[Exercise details]
Your answer must be the records below, repeated exactly, with every picture left out.

(Data about app and page elements)
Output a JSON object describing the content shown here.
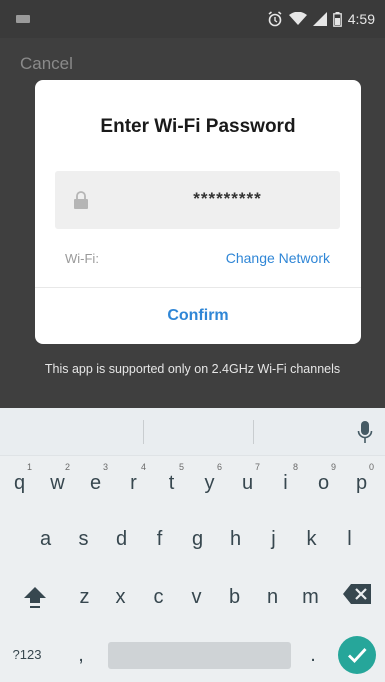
{
  "status_bar": {
    "time": "4:59"
  },
  "app_bar": {
    "cancel_label": "Cancel"
  },
  "dialog": {
    "title": "Enter Wi-Fi Password",
    "password_value": "*********",
    "wifi_label": "Wi-Fi:",
    "change_network_label": "Change Network",
    "confirm_label": "Confirm"
  },
  "support_note": "This app is supported only on 2.4GHz Wi-Fi channels",
  "keyboard": {
    "row1": [
      {
        "label": "q",
        "hint": "1"
      },
      {
        "label": "w",
        "hint": "2"
      },
      {
        "label": "e",
        "hint": "3"
      },
      {
        "label": "r",
        "hint": "4"
      },
      {
        "label": "t",
        "hint": "5"
      },
      {
        "label": "y",
        "hint": "6"
      },
      {
        "label": "u",
        "hint": "7"
      },
      {
        "label": "i",
        "hint": "8"
      },
      {
        "label": "o",
        "hint": "9"
      },
      {
        "label": "p",
        "hint": "0"
      }
    ],
    "row2": [
      "a",
      "s",
      "d",
      "f",
      "g",
      "h",
      "j",
      "k",
      "l"
    ],
    "row3": [
      "z",
      "x",
      "c",
      "v",
      "b",
      "n",
      "m"
    ],
    "symbols_label": "?123",
    "comma_label": ",",
    "period_label": "."
  },
  "colors": {
    "accent": "#2f86d6",
    "enter_key": "#26a69a"
  },
  "icons": [
    "lock-icon",
    "mic-icon",
    "shift-icon",
    "backspace-icon",
    "check-icon",
    "alarm-icon",
    "wifi-icon",
    "signal-icon",
    "battery-icon"
  ]
}
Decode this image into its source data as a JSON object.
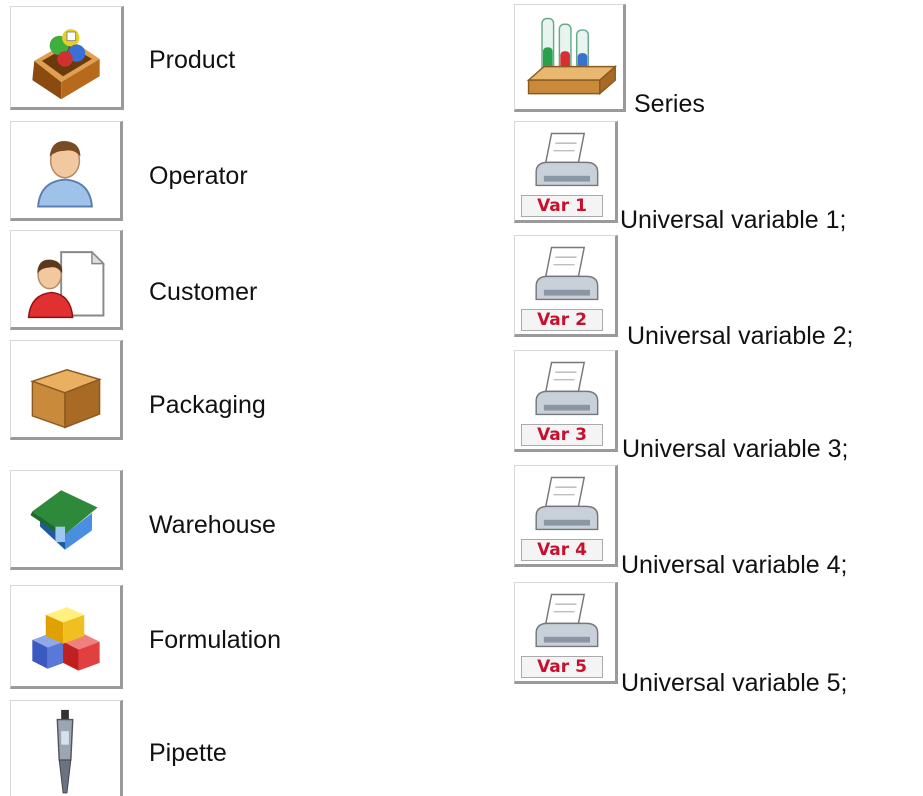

[Task answer]
Output a JSON object describing the content shown here.
{
  "status_bar": {
    "time": "4:59"
  },
  "app_bar": {
    "cancel_label": "Cancel"
  },
  "dialog": {
    "title": "Enter Wi-Fi Password",
    "password_value": "*********",
    "wifi_label": "Wi-Fi:",
    "change_network_label": "Change Network",
    "confirm_label": "Confirm"
  },
  "support_note": "This app is supported only on 2.4GHz Wi-Fi channels",
  "keyboard": {
    "row1": [
      {
        "label": "q",
        "hint": "1"
      },
      {
        "label": "w",
        "hint": "2"
      },
      {
        "label": "e",
        "hint": "3"
      },
      {
        "label": "r",
        "hint": "4"
      },
      {
        "label": "t",
        "hint": "5"
      },
      {
        "label": "y",
        "hint": "6"
      },
      {
        "label": "u",
        "hint": "7"
      },
      {
        "label": "i",
        "hint": "8"
      },
      {
        "label": "o",
        "hint": "9"
      },
      {
        "label": "p",
        "hint": "0"
      }
    ],
    "row2": [
      "a",
      "s",
      "d",
      "f",
      "g",
      "h",
      "j",
      "k",
      "l"
    ],
    "row3": [
      "z",
      "x",
      "c",
      "v",
      "b",
      "n",
      "m"
    ],
    "symbols_label": "?123",
    "comma_label": ",",
    "period_label": "."
  },
  "colors": {
    "accent": "#2f86d6",
    "enter_key": "#26a69a"
  },
  "icons": [
    "lock-icon",
    "mic-icon",
    "shift-icon",
    "backspace-icon",
    "check-icon",
    "alarm-icon",
    "wifi-icon",
    "signal-icon",
    "battery-icon"
  ]
}
Decode this image into its source data as a JSON object.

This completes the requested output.